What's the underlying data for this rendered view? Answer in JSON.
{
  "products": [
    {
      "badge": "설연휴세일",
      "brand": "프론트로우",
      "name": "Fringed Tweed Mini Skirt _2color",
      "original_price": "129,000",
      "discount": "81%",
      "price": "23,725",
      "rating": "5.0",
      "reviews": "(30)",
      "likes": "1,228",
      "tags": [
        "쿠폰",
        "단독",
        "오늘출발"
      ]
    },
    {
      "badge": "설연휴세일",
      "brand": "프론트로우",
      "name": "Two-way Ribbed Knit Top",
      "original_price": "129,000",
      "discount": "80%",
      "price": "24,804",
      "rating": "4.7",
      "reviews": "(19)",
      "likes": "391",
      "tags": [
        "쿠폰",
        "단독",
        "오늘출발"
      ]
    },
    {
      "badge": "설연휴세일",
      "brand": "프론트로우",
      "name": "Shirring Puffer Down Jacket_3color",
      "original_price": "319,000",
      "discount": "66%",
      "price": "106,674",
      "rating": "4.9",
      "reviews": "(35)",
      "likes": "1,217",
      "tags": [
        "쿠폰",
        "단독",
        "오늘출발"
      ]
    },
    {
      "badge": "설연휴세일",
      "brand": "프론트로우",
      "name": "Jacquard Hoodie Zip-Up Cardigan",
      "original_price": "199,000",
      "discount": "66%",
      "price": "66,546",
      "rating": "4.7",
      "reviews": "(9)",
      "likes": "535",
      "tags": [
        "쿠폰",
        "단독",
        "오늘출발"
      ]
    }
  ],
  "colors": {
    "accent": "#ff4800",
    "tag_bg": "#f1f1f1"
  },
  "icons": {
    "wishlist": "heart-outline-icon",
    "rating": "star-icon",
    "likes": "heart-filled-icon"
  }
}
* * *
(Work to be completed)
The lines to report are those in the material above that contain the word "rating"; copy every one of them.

(Task solution)
      "rating": "5.0",
      "rating": "4.7",
      "rating": "4.9",
      "rating": "4.7",
    "rating": "star-icon",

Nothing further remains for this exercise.